Jellyfish galaxies are thought to take on their unique structure when they travel through the centers of galaxy clusters. As they move through, their motion pushes interstellar gas in the opposite direction, forming a gas tail that gives jellyfish galaxies their appearance of “tentacles” (really, stars and gas) and hence their name. Earlier studies indicated rapid star formation in the gas tails of jellyfish galaxies. And so astronomers began wondering about the role played by the jellyfish galaxies’ magnetic fields, especially since magnetic fields’ contribution to the process of star formation is an area of active research. But the tails of jellyfish galaxies have been difficult to study due to their low brightness. That’s why galactic astronomers might have issued a satisfied collective “hmmmm!” this week (October 26, 2020), when a team in Europe announced the results of their careful analysis of the magnetic field structure of the tail of a jellyfish galaxy known as JO206. They found the magnetic field aligned very precisely along the galaxy’s “tentacles,” or tail, where active star formation is taking place.
The German-Italian team that conducted the study had their results published in the peer-reviewed journal Nature Astronomy. Lead author was Ancla Müller from the Ruhr University Bochum. Müller explained:

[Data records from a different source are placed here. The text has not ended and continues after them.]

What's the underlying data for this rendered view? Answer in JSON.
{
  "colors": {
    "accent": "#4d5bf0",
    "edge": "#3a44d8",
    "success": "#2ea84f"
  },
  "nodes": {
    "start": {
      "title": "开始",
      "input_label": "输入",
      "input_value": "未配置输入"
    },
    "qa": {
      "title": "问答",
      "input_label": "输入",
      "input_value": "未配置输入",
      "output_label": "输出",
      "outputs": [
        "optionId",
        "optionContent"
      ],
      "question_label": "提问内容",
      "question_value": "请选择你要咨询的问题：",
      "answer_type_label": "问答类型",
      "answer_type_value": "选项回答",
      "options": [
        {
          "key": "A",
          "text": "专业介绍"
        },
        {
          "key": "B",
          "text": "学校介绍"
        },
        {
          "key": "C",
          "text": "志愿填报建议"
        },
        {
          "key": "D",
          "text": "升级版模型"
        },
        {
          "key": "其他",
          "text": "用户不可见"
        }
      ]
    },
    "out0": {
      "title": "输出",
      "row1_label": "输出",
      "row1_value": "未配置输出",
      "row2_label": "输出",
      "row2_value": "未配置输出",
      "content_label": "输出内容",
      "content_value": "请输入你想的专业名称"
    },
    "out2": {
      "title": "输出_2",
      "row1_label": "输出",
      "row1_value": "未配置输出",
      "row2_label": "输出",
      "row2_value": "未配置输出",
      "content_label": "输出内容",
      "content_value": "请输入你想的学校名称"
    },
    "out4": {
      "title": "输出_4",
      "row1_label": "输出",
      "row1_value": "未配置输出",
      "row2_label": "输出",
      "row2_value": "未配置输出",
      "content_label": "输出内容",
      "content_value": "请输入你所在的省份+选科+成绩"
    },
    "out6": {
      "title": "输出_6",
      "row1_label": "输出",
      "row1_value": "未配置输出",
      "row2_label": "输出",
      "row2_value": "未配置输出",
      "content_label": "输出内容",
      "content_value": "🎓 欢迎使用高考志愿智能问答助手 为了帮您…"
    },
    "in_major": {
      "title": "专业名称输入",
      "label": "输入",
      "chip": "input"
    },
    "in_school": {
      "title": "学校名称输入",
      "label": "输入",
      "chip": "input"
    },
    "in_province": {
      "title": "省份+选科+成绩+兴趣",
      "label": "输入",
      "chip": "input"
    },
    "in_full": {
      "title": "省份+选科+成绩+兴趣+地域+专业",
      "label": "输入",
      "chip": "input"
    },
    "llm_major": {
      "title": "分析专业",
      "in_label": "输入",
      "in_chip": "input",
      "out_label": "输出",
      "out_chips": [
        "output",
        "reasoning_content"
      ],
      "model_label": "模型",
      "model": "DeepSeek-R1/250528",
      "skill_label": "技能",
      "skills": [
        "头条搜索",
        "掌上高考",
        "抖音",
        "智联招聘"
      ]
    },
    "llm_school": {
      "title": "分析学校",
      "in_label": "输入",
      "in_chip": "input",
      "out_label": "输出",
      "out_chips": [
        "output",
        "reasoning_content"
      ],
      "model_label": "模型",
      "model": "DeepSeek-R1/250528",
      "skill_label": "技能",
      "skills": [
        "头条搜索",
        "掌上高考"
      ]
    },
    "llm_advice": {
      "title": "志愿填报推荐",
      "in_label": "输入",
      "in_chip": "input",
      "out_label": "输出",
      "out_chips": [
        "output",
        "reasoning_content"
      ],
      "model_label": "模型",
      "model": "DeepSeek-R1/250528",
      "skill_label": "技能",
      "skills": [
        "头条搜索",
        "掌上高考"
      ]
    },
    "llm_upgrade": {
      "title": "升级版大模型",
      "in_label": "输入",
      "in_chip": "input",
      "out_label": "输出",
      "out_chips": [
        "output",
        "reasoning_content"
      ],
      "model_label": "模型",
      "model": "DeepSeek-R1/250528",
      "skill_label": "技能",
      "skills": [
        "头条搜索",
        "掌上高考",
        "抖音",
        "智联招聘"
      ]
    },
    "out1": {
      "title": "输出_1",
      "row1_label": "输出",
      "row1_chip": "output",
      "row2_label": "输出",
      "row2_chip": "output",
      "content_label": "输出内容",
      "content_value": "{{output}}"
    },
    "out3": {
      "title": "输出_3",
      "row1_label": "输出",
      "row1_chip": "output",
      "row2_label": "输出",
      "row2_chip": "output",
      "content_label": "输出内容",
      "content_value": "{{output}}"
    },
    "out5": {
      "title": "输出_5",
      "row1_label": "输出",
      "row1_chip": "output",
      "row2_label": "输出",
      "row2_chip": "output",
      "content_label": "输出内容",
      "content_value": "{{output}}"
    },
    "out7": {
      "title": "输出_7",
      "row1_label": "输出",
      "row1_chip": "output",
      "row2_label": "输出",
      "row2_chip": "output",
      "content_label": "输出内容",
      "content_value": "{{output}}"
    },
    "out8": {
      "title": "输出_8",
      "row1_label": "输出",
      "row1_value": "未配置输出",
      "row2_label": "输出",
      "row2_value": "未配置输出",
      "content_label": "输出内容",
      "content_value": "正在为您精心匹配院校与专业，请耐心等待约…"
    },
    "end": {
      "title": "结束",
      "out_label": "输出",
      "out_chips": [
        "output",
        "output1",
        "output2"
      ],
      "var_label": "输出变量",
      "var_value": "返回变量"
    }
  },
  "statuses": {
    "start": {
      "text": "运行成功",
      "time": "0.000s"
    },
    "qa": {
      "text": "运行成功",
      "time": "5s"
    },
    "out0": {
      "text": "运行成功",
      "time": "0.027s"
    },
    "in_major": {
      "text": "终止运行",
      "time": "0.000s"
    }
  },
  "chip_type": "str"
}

As the galaxy falls on the center of the galaxy cluster, an interaction takes place with the medium between the individual galaxies and its magnetic field.
In order to explain this interaction, the team used computer simulations together with their polarization data observed with the VLA, to develop a theory. Their scenario involves the jellyfish galaxy JO206 rushing at high speed to the center of the galaxy cluster, causing its own magnetic fields to interact with those in the cluster. Meanwhile, hot winds from the space between the galaxies is collecting, they said, as accumulations of plasma (not solid, not liquid, not gas, but a fourth state of matter) on the outside of the newly formed tail of the jellyfish galaxy. Co-author Christoph Pfrommer of the Leibniz Institute for Astrophysics in Potsdam explained that the magnetic layer surrounding the tail protects it from falling apart:
As the jellyfish galaxy flies through the galaxy cluster, its magnetic field wraps around the galaxy like a mantle and is further strengthened and smoothed by the high speed of the galaxy and by cooling effects.
Ancla Müller added:
This would provide enough material for star formation. It should be fascinating to see whether this picture can be confirmed by further measurements on other objects.
Astronomer Bianca Poggianti of the Italian National Institute for Astrophysics – whose earlier study had shown that stars can form in the gas tails of jellyfish galaxies, and who is a co-author on the current paper – concluded:
To verify the hypotheses suggested by the observations of the jellyfish galaxy JO206 we are observing other galaxies with similar tails using radio telescopes in Australia, South Africa and the United States.
The observation of the magnetic field of JO206 is the first and so far the only investigation of its kind in a jellyfish galaxy. We need more observations to understand if the discovered phenomenon is common or exceptional. This will also allow us to understand what connection exists between the magnetic field and the star formation outside the galaxy disks.
Bottom line: A team in Europe announced the results of their careful analysis of the magnetic field structure of the tail of a jellyfish galaxy known as JO206. They found the magnetic field aligned very precisely along the galaxy’s “tentacles,” or tail, where active star formation is taking place.
Deborah Byrd created the EarthSky radio series in 1991 and founded EarthSky.org in 1994. Today, she serves as Editor-in-Chief of this website. She has won a galaxy of awards from the broadcasting and science communities, including having an asteroid named 3505 Byrd in her honor. A science communicator and educator since 1976, Byrd believes in science as a force for good in the world and a vital tool for the 21st century. "Being an EarthSky editor is like hosting a big global party for cool nature-lovers," she says.